Exercise description:
Return every line of the records that includes the string "this".

Record excerpts:
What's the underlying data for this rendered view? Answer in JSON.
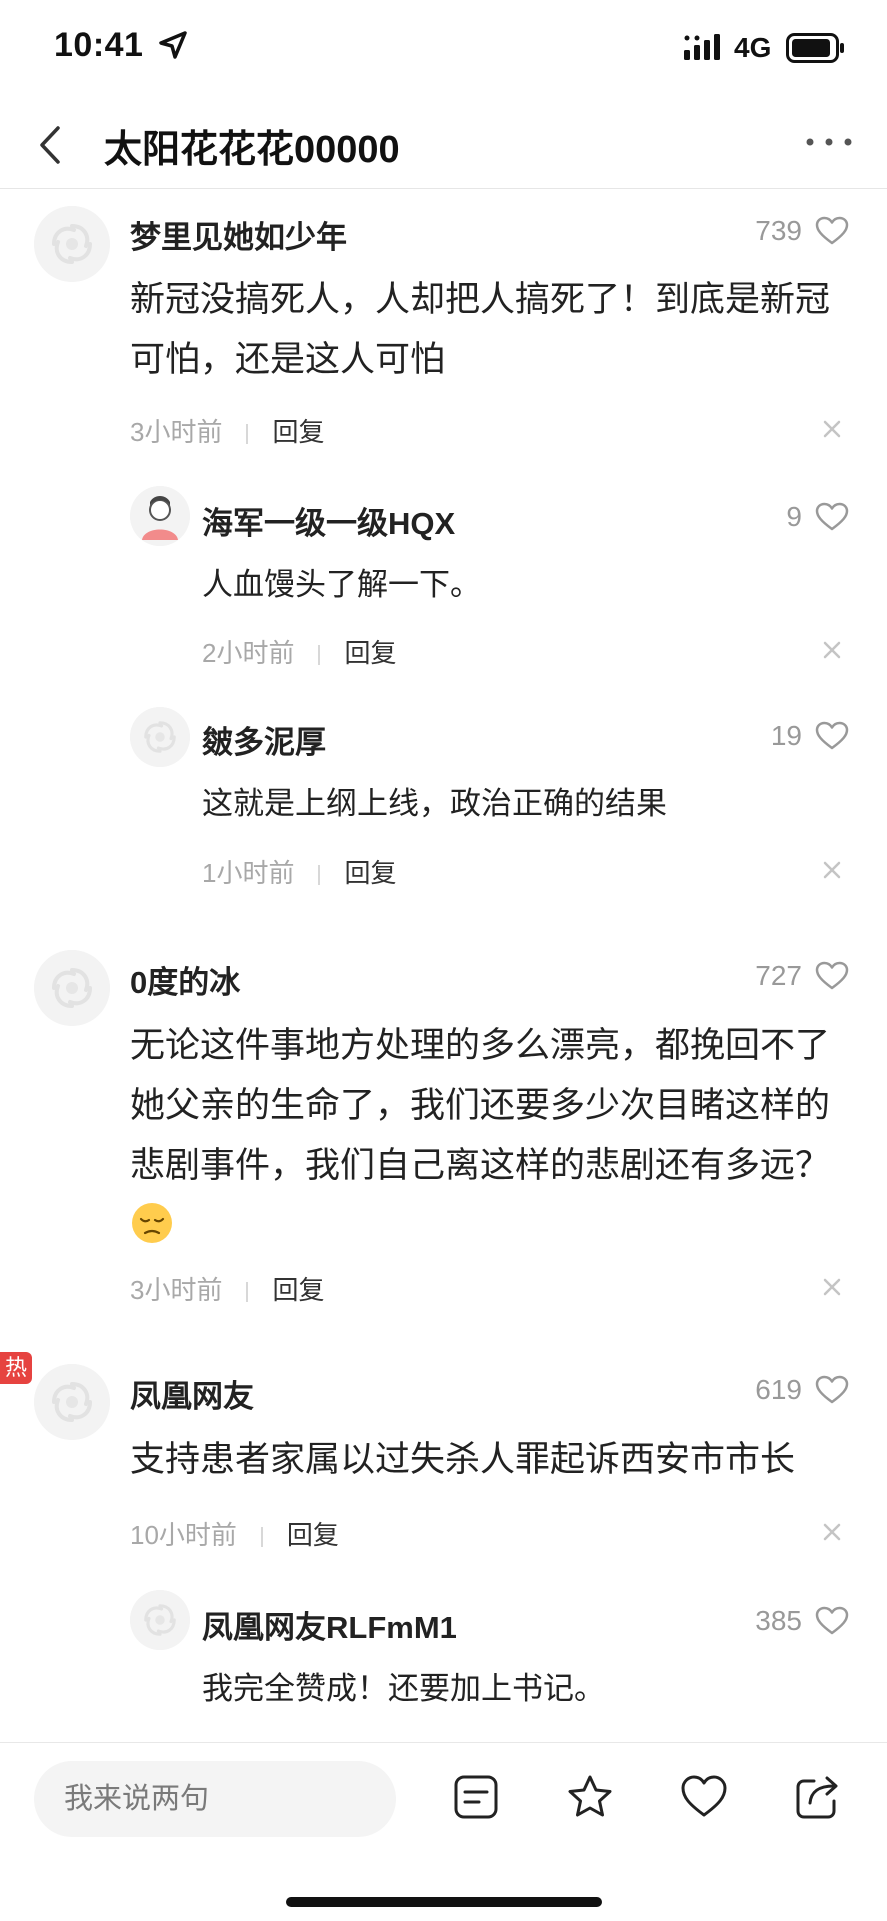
{
  "status": {
    "time": "10:41",
    "network": "4G"
  },
  "nav": {
    "title": "太阳花花花00000"
  },
  "comments": [
    {
      "user": "梦里见她如少年",
      "likes": "739",
      "text": "新冠没搞死人，人却把人搞死了！到底是新冠可怕，还是这人可怕",
      "time": "3小时前",
      "reply": "回复",
      "replies": [
        {
          "user": "海军一级一级HQX",
          "likes": "9",
          "text": "人血馒头了解一下。",
          "time": "2小时前",
          "reply": "回复"
        },
        {
          "user": "皴多泥厚",
          "likes": "19",
          "text": "这就是上纲上线，政治正确的结果",
          "time": "1小时前",
          "reply": "回复"
        }
      ]
    },
    {
      "user": "0度的冰",
      "likes": "727",
      "text": "无论这件事地方处理的多么漂亮，都挽回不了她父亲的生命了，我们还要多少次目睹这样的悲剧事件，我们自己离这样的悲剧还有多远？",
      "time": "3小时前",
      "reply": "回复"
    },
    {
      "user": "凤凰网友",
      "likes": "619",
      "hot_badge": "热",
      "text": "支持患者家属以过失杀人罪起诉西安市市长",
      "time": "10小时前",
      "reply": "回复",
      "replies": [
        {
          "user": "凤凰网友RLFmM1",
          "likes": "385",
          "text": "我完全赞成！还要加上书记。"
        }
      ]
    }
  ],
  "bottom_bar": {
    "input_placeholder": "我来说两句",
    "icons": [
      "comment-list-icon",
      "star-icon",
      "heart-icon",
      "share-icon"
    ]
  }
}
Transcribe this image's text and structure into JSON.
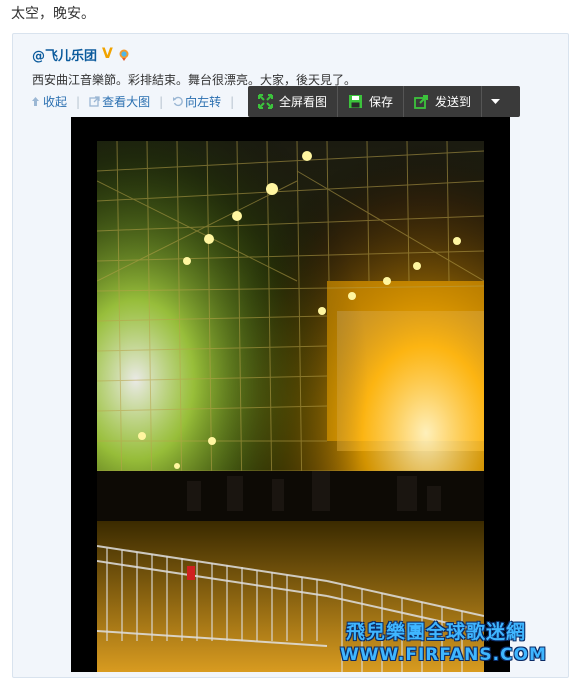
{
  "status_text": "太空，晚安。",
  "post": {
    "author": "@飞儿乐团",
    "text": "西安曲江音樂節。彩排結束。舞台很漂亮。大家，後天見了。"
  },
  "actions": {
    "collapse": "收起",
    "view_large": "查看大图",
    "rotate_left": "向左转"
  },
  "toolbar": {
    "fullscreen": "全屏看图",
    "save": "保存",
    "send_to": "发送到"
  },
  "watermark": {
    "line1": "飛兒樂團全球歌迷網",
    "line2": "WWW.FIRFANS.COM"
  },
  "colors": {
    "link": "#2a6fb0",
    "author": "#0a5a9c",
    "toolbar_bg": "#3a3a3a",
    "fullscreen_icon": "#3cc33c",
    "save_icon": "#3cc33c",
    "send_icon": "#3cc33c"
  },
  "icons": {
    "collapse": "arrow-up-icon",
    "view_large": "external-link-icon",
    "rotate_left": "rotate-left-icon",
    "fullscreen": "expand-icon",
    "save": "floppy-disk-icon",
    "send_to": "share-icon",
    "dropdown": "caret-down-icon"
  }
}
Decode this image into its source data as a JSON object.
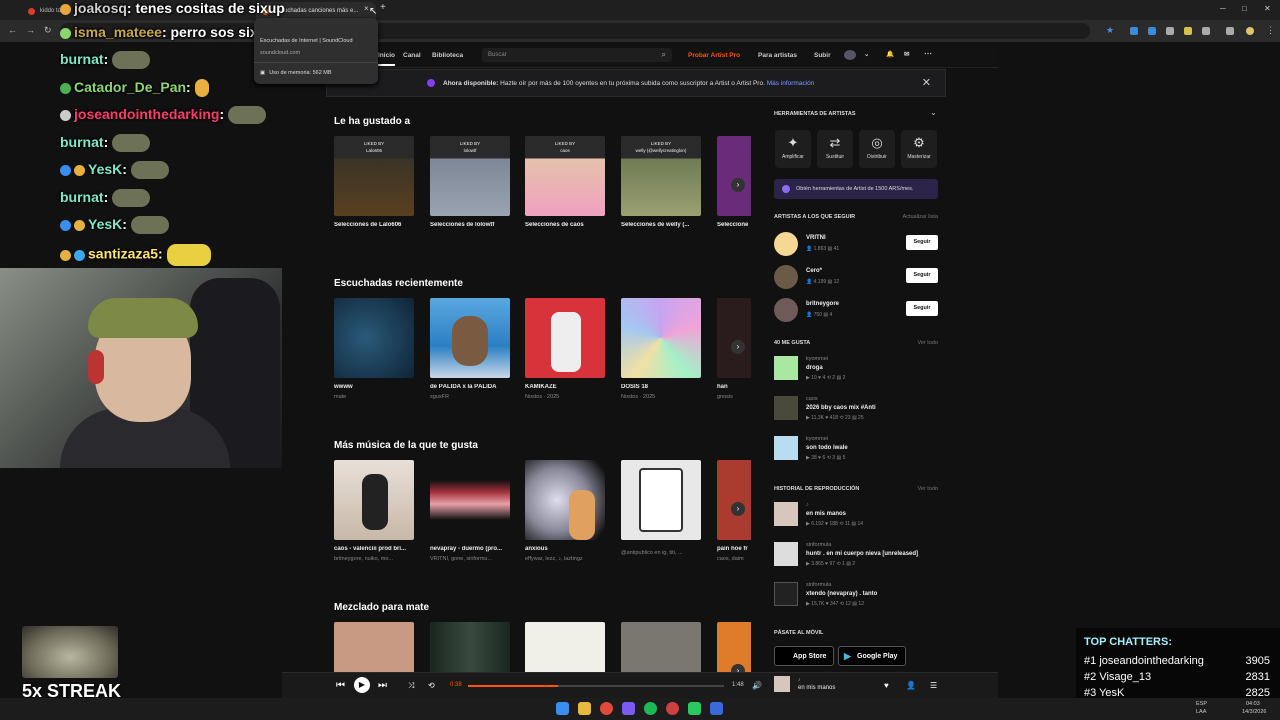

Exercise answer:
What's the underlying data for this rendered view? Answer in JSON.
Transcribe this image's text and structure into JSON.
Decode this image into its source data as a JSON object.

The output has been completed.